Reasons Against Outright Distribution
For instance, what if the child in question is too immature to handle the responsibility of a large sum of money on his or her own? What if the child suffers a severe financial setback that puts the inheritance at risk to creditors? What if the child cannot pay back their student loans or gets sued? What if the child marries a fortune-hunter, is addicted to drugs or alcohol, gets divorced or remarried? In short, you may need to protect your children and heirs from their own poor decisions.
Even if your children or heirs make good decisions and are financially sophisticated, you still may want to protect them from the outside environment because life can throw many curveballs (i.e., divorce, lawsuits, creditors). What if we can protect them against predators and the outside environment.
One of our planning options is called an Asset Protection Trust. Think of it as putting your property in a lockbox for the next generation. We build in an extra layer of protection, we give your beneficiaries the opportunity to protect the assets instead of just leaving the property outright to them unprotected. As expert estate planning attorneys, we view giving money outright as a bad idea.
Also, If your kids are minors or you have minor grandchildren, it would be a bad idea to leave a large sum of property to them outright. Most of our clients not only want to protect the money for the minor, but also want to allocate how the money should be spent, when the child should receive the money, and who would manage the money for the child until they reach the age of majority.
When a person turns 18, they are legally an adult and therefore old enough to receive an inheritance. We view leaving money outright to a beneficiary who is from ages 18-25 as a potential recipe for disaster.

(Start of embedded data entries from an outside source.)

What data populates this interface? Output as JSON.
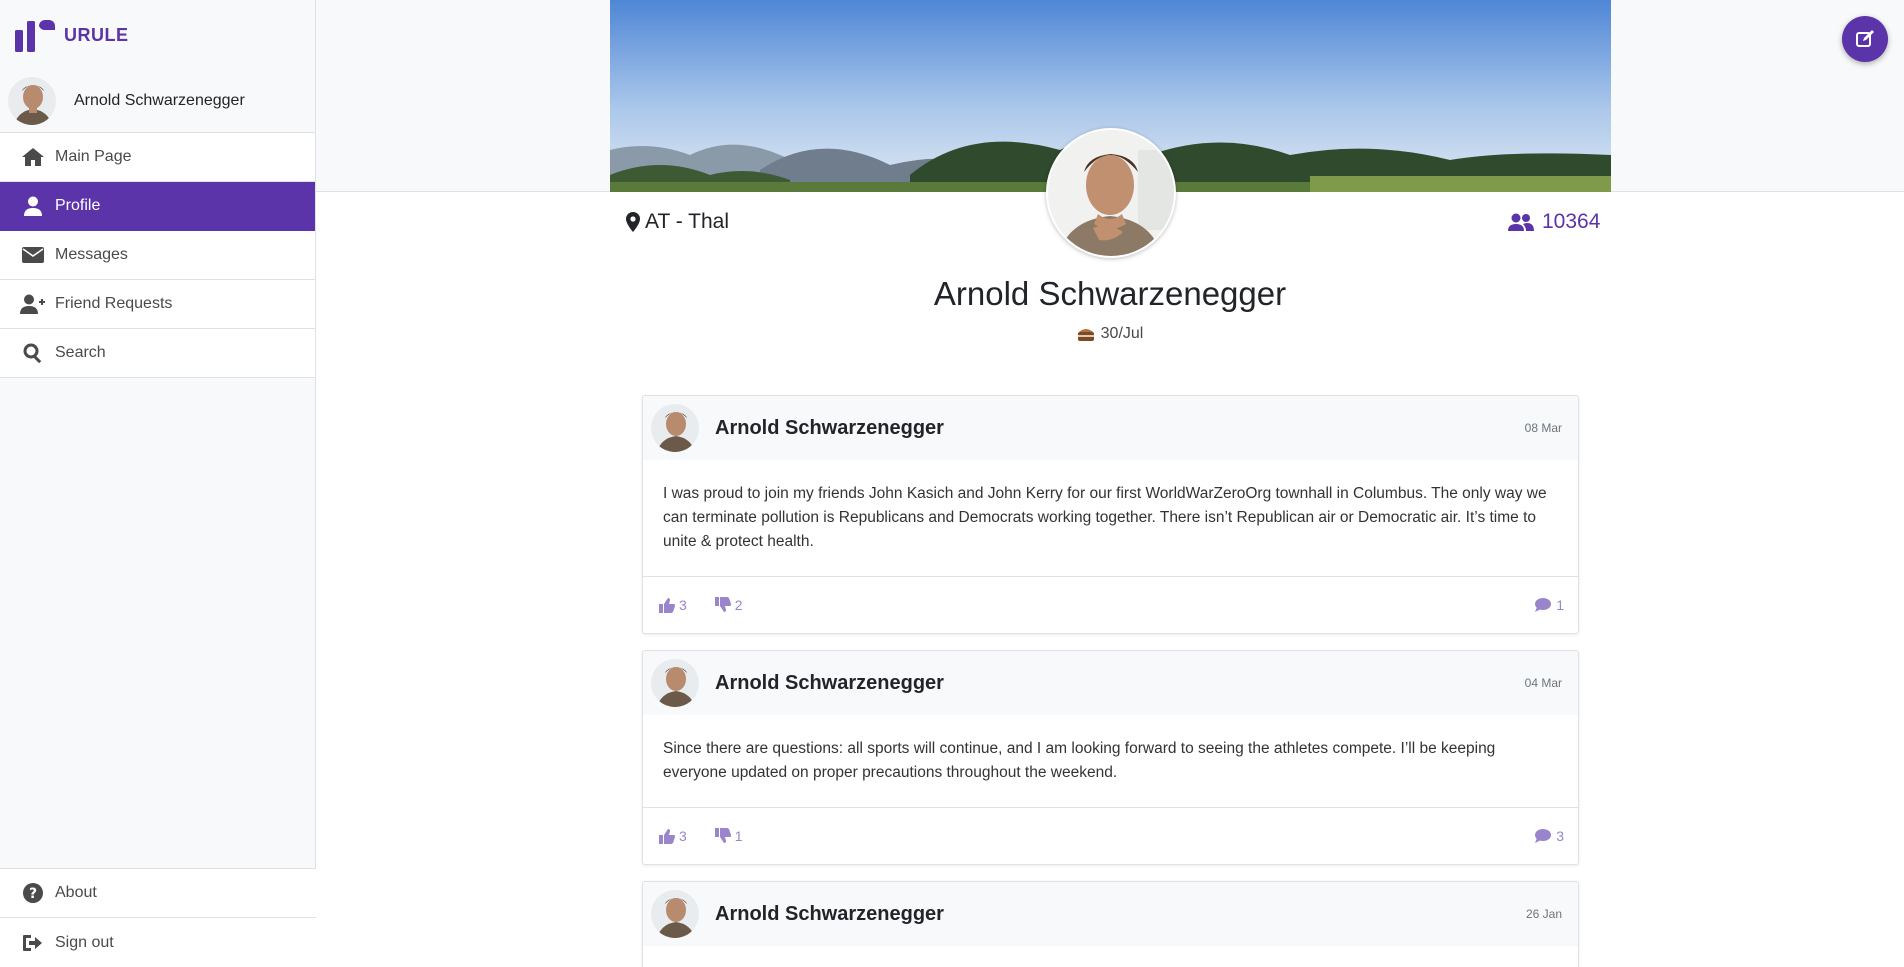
{
  "app": {
    "brand_name": "URULE",
    "accent_color": "#5a34a8"
  },
  "sidebar": {
    "user_name": "Arnold Schwarzenegger",
    "items": [
      {
        "label": "Main Page",
        "icon": "home-icon"
      },
      {
        "label": "Profile",
        "icon": "user-icon",
        "active": true
      },
      {
        "label": "Messages",
        "icon": "envelope-icon"
      },
      {
        "label": "Friend Requests",
        "icon": "user-plus-icon"
      },
      {
        "label": "Search",
        "icon": "search-icon"
      }
    ],
    "bottom_items": [
      {
        "label": "About",
        "icon": "question-circle-icon"
      },
      {
        "label": "Sign out",
        "icon": "sign-out-icon"
      }
    ]
  },
  "profile": {
    "name": "Arnold Schwarzenegger",
    "location": "AT - Thal",
    "friends_count": "10364",
    "birthday": "30/Jul"
  },
  "posts": [
    {
      "author": "Arnold Schwarzenegger",
      "date": "08 Mar",
      "text": "I was proud to join my friends John Kasich and John Kerry for our first WorldWarZeroOrg townhall in Columbus. The only way we can terminate pollution is Republicans and Democrats working together. There isn’t Republican air or Democratic air. It’s time to unite & protect health.",
      "likes": "3",
      "dislikes": "2",
      "comments": "1"
    },
    {
      "author": "Arnold Schwarzenegger",
      "date": "04 Mar",
      "text": "Since there are questions: all sports will continue, and I am looking forward to seeing the athletes compete. I’ll be keeping everyone updated on proper precautions throughout the weekend.",
      "likes": "3",
      "dislikes": "1",
      "comments": "3"
    },
    {
      "author": "Arnold Schwarzenegger",
      "date": "26 Jan",
      "text": "",
      "likes": "",
      "dislikes": "",
      "comments": ""
    }
  ]
}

To learn more, join us for one of our FREE LifeCare Planning Workshops. Our estate planning experts will have upcoming workshops in Ann Arbor, Bloomfield Hills, Brighton, Dearborn, Lansing, Livonia, Novi, and Trenton. We promise that time will fly, you’ll learn a lot, and have a little bit of fun. To sign up for a LifeCare Planning Workshop click here.